▸ The task
The records that follow should be copied in full, exactly as they read.

▸ Excerpts from a dataset
◇ ◇ ◇
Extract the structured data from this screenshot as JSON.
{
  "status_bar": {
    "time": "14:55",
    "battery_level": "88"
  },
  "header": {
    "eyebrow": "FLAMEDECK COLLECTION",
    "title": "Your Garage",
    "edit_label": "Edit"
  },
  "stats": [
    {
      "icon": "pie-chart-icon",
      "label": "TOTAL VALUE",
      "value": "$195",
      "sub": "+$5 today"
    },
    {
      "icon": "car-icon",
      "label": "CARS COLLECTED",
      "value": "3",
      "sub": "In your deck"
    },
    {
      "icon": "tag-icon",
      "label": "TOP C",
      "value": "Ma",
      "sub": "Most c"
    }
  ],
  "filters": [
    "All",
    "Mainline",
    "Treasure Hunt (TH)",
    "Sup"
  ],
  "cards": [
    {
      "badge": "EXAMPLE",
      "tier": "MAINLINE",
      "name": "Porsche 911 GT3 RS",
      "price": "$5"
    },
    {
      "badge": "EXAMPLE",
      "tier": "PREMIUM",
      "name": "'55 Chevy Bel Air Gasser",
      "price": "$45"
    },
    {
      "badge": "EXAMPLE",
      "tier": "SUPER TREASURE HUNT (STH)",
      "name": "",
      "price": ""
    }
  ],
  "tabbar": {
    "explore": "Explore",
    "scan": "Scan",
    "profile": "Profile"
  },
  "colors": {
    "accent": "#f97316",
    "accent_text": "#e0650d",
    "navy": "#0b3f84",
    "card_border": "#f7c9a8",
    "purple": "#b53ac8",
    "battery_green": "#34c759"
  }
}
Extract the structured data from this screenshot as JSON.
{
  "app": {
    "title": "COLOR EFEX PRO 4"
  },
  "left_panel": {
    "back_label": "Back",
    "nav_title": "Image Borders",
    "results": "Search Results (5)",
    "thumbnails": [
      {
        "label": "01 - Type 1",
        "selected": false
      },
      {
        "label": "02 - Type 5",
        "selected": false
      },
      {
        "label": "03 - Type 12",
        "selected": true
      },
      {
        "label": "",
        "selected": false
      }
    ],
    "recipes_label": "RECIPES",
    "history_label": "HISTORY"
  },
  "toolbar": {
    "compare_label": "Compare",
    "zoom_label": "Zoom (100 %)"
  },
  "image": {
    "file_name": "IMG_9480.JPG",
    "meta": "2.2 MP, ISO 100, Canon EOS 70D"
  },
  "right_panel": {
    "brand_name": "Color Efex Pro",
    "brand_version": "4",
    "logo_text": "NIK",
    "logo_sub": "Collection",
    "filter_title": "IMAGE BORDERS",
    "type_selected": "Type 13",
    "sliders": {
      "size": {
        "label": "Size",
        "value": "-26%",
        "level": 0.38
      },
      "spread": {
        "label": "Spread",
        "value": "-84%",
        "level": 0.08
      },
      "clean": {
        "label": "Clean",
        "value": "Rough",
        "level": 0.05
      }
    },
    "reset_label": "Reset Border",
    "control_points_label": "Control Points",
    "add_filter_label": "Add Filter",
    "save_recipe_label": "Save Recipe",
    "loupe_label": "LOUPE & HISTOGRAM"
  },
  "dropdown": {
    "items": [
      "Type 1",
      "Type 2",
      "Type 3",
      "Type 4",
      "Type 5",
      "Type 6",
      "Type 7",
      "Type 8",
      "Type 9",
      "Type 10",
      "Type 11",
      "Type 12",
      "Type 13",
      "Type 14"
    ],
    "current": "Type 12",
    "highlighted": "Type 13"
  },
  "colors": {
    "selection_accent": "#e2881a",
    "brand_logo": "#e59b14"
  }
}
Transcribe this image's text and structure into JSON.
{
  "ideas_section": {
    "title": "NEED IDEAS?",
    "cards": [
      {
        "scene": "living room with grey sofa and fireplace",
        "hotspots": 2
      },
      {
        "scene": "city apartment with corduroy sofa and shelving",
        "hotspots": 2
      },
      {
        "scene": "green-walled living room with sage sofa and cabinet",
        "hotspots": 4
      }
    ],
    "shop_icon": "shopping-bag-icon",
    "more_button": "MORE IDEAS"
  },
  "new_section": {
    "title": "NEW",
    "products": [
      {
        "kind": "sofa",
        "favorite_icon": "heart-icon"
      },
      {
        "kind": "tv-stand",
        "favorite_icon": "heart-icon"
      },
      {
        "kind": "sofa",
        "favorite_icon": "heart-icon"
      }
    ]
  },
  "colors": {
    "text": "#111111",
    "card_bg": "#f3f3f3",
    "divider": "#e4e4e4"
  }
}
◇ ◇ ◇
▸ Exercise solution
Extract the structured data from this screenshot as JSON.
{
  "status_bar": {
    "time": "14:55",
    "battery_level": "88"
  },
  "header": {
    "eyebrow": "FLAMEDECK COLLECTION",
    "title": "Your Garage",
    "edit_label": "Edit"
  },
  "stats": [
    {
      "icon": "pie-chart-icon",
      "label": "TOTAL VALUE",
      "value": "$195",
      "sub": "+$5 today"
    },
    {
      "icon": "car-icon",
      "label": "CARS COLLECTED",
      "value": "3",
      "sub": "In your deck"
    },
    {
      "icon": "tag-icon",
      "label": "TOP C",
      "value": "Ma",
      "sub": "Most c"
    }
  ],
  "filters": [
    "All",
    "Mainline",
    "Treasure Hunt (TH)",
    "Sup"
  ],
  "cards": [
    {
      "badge": "EXAMPLE",
      "tier": "MAINLINE",
      "name": "Porsche 911 GT3 RS",
      "price": "$5"
    },
    {
      "badge": "EXAMPLE",
      "tier": "PREMIUM",
      "name": "'55 Chevy Bel Air Gasser",
      "price": "$45"
    },
    {
      "badge": "EXAMPLE",
      "tier": "SUPER TREASURE HUNT (STH)",
      "name": "",
      "price": ""
    }
  ],
  "tabbar": {
    "explore": "Explore",
    "scan": "Scan",
    "profile": "Profile"
  },
  "colors": {
    "accent": "#f97316",
    "accent_text": "#e0650d",
    "navy": "#0b3f84",
    "card_border": "#f7c9a8",
    "purple": "#b53ac8",
    "battery_green": "#34c759"
  }
}
Extract the structured data from this screenshot as JSON.
{
  "app": {
    "title": "COLOR EFEX PRO 4"
  },
  "left_panel": {
    "back_label": "Back",
    "nav_title": "Image Borders",
    "results": "Search Results (5)",
    "thumbnails": [
      {
        "label": "01 - Type 1",
        "selected": false
      },
      {
        "label": "02 - Type 5",
        "selected": false
      },
      {
        "label": "03 - Type 12",
        "selected": true
      },
      {
        "label": "",
        "selected": false
      }
    ],
    "recipes_label": "RECIPES",
    "history_label": "HISTORY"
  },
  "toolbar": {
    "compare_label": "Compare",
    "zoom_label": "Zoom (100 %)"
  },
  "image": {
    "file_name": "IMG_9480.JPG",
    "meta": "2.2 MP, ISO 100, Canon EOS 70D"
  },
  "right_panel": {
    "brand_name": "Color Efex Pro",
    "brand_version": "4",
    "logo_text": "NIK",
    "logo_sub": "Collection",
    "filter_title": "IMAGE BORDERS",
    "type_selected": "Type 13",
    "sliders": {
      "size": {
        "label": "Size",
        "value": "-26%",
        "level": 0.38
      },
      "spread": {
        "label": "Spread",
        "value": "-84%",
        "level": 0.08
      },
      "clean": {
        "label": "Clean",
        "value": "Rough",
        "level": 0.05
      }
    },
    "reset_label": "Reset Border",
    "control_points_label": "Control Points",
    "add_filter_label": "Add Filter",
    "save_recipe_label": "Save Recipe",
    "loupe_label": "LOUPE & HISTOGRAM"
  },
  "dropdown": {
    "items": [
      "Type 1",
      "Type 2",
      "Type 3",
      "Type 4",
      "Type 5",
      "Type 6",
      "Type 7",
      "Type 8",
      "Type 9",
      "Type 10",
      "Type 11",
      "Type 12",
      "Type 13",
      "Type 14"
    ],
    "current": "Type 12",
    "highlighted": "Type 13"
  },
  "colors": {
    "selection_accent": "#e2881a",
    "brand_logo": "#e59b14"
  }
}
Transcribe this image's text and structure into JSON.
{
  "ideas_section": {
    "title": "NEED IDEAS?",
    "cards": [
      {
        "scene": "living room with grey sofa and fireplace",
        "hotspots": 2
      },
      {
        "scene": "city apartment with corduroy sofa and shelving",
        "hotspots": 2
      },
      {
        "scene": "green-walled living room with sage sofa and cabinet",
        "hotspots": 4
      }
    ],
    "shop_icon": "shopping-bag-icon",
    "more_button": "MORE IDEAS"
  },
  "new_section": {
    "title": "NEW",
    "products": [
      {
        "kind": "sofa",
        "favorite_icon": "heart-icon"
      },
      {
        "kind": "tv-stand",
        "favorite_icon": "heart-icon"
      },
      {
        "kind": "sofa",
        "favorite_icon": "heart-icon"
      }
    ]
  },
  "colors": {
    "text": "#111111",
    "card_bg": "#f3f3f3",
    "divider": "#e4e4e4"
  }
}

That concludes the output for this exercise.